The CBI finds that there is generally no correlation between the amount of absenteeism policies used and reduction in absence. In this year's survey, though, it did find that such a correlation exists in those companies which used absence figures in the choice of which employees to make redundant, again emphasising the surveillance and fear element.
The CBI highlights three main ways in which absenteeism might be reduced.
- The key to successful absence control is giving responsibility to front-line management to monitor absenteeism.
- The introduction of "family-friendly" policies such as flexible leave, childcare support and school term-time working.
- Employers should recognise the value of the "knowledge economy" which views people and the skills that they have as an asset requiring investment and forming an important part of the capital of the business.
The first option is probably seen as easiest for most companies to implement, whereas the second and the third, which are likely to be the most effective in the long term, take a great deal of thought and investment.
Absenteeism is indeed costly to the UK economy, but rather than looking to eliminate its causes, companies tend to utilise those methods which may lead to longer-term problems. Closer surveillance and forcing workers to be present within the workplace for longer periods is unlikely to be healthy for most people. The UK is an especially bad example, having the longest working hours in the European Union (UK9702103F).

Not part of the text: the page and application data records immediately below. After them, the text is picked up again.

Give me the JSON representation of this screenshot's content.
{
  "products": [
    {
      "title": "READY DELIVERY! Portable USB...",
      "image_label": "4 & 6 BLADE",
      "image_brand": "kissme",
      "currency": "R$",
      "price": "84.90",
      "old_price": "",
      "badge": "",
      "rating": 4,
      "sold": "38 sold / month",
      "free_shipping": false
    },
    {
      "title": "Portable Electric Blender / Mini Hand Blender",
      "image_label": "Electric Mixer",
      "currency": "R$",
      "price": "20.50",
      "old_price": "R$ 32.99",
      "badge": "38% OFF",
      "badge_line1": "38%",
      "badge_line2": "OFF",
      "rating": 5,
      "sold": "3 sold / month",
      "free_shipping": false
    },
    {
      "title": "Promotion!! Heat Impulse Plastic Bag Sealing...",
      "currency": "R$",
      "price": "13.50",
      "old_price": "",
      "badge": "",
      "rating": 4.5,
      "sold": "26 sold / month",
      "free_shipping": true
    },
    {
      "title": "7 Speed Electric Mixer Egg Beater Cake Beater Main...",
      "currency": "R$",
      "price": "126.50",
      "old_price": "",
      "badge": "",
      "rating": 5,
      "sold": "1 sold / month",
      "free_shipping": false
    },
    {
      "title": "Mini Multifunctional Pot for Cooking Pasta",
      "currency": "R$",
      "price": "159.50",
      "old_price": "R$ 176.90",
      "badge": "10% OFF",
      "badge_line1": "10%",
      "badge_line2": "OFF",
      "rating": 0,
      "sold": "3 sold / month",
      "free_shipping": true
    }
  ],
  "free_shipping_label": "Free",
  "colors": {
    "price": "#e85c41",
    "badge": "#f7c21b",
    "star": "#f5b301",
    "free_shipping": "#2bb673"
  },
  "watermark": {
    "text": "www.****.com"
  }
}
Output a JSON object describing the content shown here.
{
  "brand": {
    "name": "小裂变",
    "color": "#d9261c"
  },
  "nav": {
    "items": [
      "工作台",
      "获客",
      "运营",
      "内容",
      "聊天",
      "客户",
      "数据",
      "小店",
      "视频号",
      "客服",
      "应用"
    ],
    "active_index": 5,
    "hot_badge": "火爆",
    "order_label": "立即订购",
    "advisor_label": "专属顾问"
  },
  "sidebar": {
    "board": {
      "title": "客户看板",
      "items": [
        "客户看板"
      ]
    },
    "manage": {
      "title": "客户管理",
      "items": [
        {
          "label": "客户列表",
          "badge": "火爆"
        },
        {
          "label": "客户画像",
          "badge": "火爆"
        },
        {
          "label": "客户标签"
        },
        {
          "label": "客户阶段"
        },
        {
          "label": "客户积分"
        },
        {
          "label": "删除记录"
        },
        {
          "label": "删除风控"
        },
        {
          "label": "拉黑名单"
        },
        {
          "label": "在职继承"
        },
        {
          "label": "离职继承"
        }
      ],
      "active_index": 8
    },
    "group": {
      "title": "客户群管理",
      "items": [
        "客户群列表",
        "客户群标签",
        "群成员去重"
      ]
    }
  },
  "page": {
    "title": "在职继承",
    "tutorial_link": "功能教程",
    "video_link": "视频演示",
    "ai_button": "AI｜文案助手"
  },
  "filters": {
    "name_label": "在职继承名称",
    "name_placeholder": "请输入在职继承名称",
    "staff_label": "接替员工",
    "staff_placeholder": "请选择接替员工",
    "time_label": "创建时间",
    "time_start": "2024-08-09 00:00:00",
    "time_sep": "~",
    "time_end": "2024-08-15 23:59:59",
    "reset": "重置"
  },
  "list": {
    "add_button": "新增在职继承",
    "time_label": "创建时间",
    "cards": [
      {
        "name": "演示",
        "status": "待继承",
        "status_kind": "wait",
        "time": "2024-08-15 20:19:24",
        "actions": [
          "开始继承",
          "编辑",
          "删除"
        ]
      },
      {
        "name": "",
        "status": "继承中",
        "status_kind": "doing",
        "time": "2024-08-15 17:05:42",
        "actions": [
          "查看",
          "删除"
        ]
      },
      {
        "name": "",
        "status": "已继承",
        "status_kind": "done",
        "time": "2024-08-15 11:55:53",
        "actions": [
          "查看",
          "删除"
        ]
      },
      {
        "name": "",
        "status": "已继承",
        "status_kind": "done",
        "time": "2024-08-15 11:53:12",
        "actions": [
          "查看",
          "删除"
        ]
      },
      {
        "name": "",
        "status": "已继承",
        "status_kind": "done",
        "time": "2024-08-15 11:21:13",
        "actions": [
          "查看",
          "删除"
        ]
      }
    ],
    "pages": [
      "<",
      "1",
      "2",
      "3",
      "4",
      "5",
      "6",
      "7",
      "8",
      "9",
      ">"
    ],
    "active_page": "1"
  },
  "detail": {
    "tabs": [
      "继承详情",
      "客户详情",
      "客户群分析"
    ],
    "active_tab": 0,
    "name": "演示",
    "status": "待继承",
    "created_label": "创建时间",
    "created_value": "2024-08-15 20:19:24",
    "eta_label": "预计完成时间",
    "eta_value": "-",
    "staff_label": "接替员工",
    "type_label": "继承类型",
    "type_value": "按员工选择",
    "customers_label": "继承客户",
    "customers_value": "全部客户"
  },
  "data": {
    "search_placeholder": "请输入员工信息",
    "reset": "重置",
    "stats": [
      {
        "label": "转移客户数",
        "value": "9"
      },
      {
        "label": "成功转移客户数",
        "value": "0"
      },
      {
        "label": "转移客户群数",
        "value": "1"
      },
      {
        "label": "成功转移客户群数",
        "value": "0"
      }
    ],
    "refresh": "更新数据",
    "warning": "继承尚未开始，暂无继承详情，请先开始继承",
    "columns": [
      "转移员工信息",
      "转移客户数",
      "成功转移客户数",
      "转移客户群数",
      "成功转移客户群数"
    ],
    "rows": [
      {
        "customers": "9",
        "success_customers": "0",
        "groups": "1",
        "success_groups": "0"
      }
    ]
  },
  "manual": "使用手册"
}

Instead of looking for "quick-fix" answers, the solution is perhaps already within the grasp of the CBI report - that of treating staff as an asset to be invested in. It is time that companies began to look to themselves for some of the causes and, instead of looking for short-term cost savings, treated staff in a way that actually acknowledged that they are a vital part of the organisation. This would also include recognising that family-friendly policies will help. Companies should remember that healthy workers are more likely to be productive workers. (M W Gilman, IRRU)